Aberdeen OKs transportation district, may ask voters for tax hike to fix roads

The Aberdeen City Council created a Transportation Benefit District on Wednesday, which seems likely to lead the city to ask voters to approve a sales tax increase for the purpose of fixing streets.

Aberdeen City Councilman Tim Alstrom said the council will in no way impose a tax on the people without voter support. A separate resolution would need to be approved to get the measure on the ballot. Alstrom has floated February as a possible date for an election.

The council could ask for a sales tax hike as high as two-tenths of 1 percent, bringing the city’s sales tax to 8.6 percent. An earlier plan would have raised the sales tax by 0.13 percent to 8.53 percent, and that plan is still a possibility. Those details still need to be worked out.

The measure passed on a 7-3 vote with Council members Alice Phelps. Kathi Hoder and John Erak voting against the measure. Council members Alstrom, Jeff Cook, Doug Paling, John Smith, Margo Shortt, Pete Schave, and Jerry Mills voted for the measure.
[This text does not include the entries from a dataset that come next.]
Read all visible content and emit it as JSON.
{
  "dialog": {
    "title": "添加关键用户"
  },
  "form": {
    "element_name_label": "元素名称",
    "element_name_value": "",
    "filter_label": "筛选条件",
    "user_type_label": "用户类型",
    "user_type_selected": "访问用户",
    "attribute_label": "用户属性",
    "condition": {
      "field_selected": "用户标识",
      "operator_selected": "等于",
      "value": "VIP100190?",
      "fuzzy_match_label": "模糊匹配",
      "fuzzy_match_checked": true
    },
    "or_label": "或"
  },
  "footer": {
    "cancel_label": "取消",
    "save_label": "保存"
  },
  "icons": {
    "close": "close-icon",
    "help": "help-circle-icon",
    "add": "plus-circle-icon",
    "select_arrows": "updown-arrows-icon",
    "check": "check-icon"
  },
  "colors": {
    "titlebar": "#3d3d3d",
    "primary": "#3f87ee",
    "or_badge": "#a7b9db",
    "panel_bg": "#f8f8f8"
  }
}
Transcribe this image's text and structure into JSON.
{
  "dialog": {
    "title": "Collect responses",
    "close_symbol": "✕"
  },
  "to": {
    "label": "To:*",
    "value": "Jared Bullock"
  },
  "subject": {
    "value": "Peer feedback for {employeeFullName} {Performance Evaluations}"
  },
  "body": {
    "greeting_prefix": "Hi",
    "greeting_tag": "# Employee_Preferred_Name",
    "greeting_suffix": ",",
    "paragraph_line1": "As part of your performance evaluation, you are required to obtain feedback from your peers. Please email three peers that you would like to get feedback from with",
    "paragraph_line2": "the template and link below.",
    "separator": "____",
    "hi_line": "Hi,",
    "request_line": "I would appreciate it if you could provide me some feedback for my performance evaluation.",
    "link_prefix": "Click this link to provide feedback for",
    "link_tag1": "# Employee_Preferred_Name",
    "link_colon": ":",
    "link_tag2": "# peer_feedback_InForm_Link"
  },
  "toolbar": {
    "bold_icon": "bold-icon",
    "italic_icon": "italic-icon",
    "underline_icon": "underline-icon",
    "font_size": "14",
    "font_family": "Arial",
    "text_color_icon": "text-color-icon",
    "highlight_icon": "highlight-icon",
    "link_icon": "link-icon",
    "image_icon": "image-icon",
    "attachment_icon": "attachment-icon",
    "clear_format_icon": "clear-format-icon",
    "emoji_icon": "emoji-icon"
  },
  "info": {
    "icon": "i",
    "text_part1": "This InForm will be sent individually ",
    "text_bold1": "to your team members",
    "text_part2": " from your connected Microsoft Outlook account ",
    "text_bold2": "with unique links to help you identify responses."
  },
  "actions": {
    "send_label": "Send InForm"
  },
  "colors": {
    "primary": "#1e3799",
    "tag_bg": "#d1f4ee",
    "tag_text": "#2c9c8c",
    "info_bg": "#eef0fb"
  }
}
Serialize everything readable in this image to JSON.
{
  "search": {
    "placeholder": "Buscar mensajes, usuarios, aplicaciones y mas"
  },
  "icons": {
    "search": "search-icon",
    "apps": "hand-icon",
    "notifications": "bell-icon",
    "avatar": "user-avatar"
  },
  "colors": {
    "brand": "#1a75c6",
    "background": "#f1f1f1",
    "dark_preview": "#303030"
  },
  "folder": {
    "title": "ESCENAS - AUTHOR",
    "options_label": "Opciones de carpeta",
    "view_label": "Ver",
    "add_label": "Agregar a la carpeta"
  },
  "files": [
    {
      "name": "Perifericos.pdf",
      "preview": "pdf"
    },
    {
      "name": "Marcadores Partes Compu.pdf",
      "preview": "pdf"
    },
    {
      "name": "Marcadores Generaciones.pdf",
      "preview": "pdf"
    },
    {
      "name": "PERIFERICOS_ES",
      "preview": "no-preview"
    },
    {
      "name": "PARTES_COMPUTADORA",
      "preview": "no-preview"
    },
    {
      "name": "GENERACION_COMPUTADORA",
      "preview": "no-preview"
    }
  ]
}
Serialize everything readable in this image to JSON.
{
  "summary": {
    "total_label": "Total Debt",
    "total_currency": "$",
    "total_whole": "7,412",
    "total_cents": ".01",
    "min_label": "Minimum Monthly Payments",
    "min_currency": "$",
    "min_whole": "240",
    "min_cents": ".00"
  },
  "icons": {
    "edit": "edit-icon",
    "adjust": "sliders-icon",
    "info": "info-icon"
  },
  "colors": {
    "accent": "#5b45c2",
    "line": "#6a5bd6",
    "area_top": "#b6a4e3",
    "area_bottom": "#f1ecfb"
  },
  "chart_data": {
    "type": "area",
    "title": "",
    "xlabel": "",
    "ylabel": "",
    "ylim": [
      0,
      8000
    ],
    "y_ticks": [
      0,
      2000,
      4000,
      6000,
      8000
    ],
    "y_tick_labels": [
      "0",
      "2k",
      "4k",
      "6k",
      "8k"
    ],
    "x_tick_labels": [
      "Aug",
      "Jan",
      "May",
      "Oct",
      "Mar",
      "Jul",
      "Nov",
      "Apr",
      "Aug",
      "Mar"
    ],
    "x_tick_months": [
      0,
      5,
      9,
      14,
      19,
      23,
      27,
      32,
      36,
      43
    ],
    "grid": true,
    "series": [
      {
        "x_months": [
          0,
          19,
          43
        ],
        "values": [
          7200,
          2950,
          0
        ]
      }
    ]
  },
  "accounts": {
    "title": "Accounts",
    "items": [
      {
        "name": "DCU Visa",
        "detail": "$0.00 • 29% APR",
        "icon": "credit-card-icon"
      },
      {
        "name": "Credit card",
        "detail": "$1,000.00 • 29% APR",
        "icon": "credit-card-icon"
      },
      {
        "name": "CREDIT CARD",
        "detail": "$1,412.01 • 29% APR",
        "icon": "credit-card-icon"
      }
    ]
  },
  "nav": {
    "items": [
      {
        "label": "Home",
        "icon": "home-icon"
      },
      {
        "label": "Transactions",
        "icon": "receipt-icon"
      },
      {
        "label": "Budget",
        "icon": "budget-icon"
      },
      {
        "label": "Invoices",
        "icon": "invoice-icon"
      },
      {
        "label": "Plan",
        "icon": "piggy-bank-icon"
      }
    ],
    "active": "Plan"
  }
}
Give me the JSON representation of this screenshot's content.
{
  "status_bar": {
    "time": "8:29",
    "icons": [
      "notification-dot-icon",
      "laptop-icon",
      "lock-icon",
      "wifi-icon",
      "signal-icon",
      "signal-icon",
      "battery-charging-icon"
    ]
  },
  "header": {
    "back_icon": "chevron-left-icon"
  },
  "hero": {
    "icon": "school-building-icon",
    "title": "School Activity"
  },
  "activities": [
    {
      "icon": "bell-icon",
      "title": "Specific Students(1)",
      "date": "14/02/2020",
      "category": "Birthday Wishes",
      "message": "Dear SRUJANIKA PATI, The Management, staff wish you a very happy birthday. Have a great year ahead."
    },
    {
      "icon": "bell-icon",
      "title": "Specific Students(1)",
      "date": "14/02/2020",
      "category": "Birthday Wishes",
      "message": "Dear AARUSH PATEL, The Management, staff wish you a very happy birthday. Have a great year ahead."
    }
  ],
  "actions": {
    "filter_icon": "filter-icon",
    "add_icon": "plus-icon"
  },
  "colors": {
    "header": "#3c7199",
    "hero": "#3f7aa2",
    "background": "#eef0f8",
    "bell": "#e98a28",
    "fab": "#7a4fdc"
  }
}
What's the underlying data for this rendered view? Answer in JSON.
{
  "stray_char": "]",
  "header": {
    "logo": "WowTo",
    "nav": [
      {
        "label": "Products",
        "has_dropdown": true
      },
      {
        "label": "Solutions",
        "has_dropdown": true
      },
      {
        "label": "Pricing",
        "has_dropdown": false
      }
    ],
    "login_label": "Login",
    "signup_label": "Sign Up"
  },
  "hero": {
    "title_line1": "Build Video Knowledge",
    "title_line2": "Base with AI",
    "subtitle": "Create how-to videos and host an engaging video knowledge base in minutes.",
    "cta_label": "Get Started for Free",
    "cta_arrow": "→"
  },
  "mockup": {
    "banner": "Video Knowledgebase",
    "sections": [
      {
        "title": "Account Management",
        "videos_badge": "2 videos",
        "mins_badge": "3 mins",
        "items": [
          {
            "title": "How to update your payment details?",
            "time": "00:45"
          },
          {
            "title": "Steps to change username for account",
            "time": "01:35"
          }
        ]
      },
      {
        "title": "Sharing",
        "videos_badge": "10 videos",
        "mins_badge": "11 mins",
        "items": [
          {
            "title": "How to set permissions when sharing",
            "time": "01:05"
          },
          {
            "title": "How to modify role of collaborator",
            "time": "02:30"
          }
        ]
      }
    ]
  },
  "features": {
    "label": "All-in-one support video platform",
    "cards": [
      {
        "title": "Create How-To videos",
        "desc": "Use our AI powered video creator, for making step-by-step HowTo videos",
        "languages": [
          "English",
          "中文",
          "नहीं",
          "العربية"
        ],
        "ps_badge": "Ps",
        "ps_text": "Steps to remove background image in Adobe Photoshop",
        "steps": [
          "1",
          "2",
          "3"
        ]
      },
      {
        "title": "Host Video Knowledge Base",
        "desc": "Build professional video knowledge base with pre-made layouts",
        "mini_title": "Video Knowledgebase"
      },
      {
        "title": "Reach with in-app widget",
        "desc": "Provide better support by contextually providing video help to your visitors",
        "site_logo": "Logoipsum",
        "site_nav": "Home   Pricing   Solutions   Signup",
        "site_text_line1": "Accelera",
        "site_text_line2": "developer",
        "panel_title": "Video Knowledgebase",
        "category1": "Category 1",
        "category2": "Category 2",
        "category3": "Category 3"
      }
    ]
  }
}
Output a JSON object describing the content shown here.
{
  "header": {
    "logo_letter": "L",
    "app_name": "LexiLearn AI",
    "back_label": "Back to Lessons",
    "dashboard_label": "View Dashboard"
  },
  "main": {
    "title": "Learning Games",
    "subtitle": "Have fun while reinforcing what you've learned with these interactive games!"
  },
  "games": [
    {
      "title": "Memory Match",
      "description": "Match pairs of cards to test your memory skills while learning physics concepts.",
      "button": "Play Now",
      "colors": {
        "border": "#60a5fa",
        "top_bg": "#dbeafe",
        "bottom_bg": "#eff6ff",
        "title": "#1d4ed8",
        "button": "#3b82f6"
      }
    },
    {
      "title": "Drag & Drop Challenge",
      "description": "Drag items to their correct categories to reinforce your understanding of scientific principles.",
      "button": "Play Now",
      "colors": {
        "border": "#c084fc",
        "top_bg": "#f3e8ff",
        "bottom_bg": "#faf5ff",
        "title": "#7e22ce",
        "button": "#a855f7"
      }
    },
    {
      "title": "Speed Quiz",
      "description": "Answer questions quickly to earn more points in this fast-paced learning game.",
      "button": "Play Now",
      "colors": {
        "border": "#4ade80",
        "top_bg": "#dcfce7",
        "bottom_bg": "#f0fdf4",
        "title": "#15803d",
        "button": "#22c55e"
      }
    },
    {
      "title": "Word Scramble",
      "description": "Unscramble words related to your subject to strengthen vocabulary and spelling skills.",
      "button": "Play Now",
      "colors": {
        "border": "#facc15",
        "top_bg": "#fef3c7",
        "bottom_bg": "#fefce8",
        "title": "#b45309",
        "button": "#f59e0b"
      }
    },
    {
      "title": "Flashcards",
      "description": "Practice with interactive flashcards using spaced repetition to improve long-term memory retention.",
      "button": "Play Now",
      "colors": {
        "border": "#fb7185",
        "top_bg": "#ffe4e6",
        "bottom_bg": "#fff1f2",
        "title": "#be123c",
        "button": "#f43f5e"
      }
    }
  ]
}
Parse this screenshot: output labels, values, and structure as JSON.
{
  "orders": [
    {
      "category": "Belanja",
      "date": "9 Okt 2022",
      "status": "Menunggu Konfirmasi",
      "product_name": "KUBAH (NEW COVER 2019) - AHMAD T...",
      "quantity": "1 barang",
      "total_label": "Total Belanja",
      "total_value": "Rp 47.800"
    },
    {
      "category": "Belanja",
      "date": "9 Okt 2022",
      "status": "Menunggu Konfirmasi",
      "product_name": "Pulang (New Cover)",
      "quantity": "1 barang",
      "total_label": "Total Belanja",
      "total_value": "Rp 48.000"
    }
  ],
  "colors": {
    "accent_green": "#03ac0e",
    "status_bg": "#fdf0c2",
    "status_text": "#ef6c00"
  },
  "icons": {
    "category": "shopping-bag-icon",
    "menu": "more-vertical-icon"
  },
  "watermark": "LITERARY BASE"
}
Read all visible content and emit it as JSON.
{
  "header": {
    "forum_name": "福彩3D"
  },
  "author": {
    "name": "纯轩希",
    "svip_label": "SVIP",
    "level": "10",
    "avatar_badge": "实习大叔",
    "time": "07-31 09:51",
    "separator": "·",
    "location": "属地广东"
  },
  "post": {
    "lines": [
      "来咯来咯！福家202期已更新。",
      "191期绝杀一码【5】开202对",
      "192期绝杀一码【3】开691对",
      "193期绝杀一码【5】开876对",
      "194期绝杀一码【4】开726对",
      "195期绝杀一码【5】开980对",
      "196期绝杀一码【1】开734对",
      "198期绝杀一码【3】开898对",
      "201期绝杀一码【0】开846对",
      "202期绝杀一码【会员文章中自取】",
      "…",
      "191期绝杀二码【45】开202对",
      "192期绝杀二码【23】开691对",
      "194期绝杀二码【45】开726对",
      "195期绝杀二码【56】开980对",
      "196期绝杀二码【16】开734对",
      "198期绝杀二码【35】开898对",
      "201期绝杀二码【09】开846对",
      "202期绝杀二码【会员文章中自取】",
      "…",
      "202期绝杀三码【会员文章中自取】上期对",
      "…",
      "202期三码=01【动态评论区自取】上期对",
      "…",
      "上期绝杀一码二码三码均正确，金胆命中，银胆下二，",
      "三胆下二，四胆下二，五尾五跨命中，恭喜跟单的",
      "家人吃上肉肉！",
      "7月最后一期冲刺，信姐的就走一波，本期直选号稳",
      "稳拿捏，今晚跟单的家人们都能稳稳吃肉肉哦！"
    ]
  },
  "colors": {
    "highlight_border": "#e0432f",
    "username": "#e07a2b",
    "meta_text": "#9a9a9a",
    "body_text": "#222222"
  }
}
Councilman James Cook was absent and Councilman Frank Gordon abstained. City Councilwoman Alice Phelps says that if the voters approve a sales tax, the city of Aberdeen would have the highest sales tax rate in all of Grays Harbor and those few dollars difference could make residents leave the city to buy cars elsewhere.

Alstrom noted that Olympia had an 8.7 percent sales tax already.

Hoder said she couldn’t support the measure because it’s possible the city could increase utility rates later this year. She didn’t want to anger voters by hurting their pocket books even more.

“For the best interest of Aberdeen, this is the way to go,” Councilman Jeff Cook said, pointing to 8th Street near his house, where large cracks in the road can be seen and grass is actually growing in the cracks.

“Maybe we need a sign at the entrance of the city that says ‘Drive at your own risk in Aberdeen,’” Hoder said.

Councilman Gordon said he abstained because he believes the proper fix for roads is a regionwide approach starting with Grays Harbor County. Gordon, who is running for county commissioner, pledged to make the issue a priority should he win.

Gordon is facing retired PUD worker Allan Shores in the November election.

Steven Friederich, a Daily World writer, can be reached at 537-3927, or by email at sfriederich@thedailyworld.com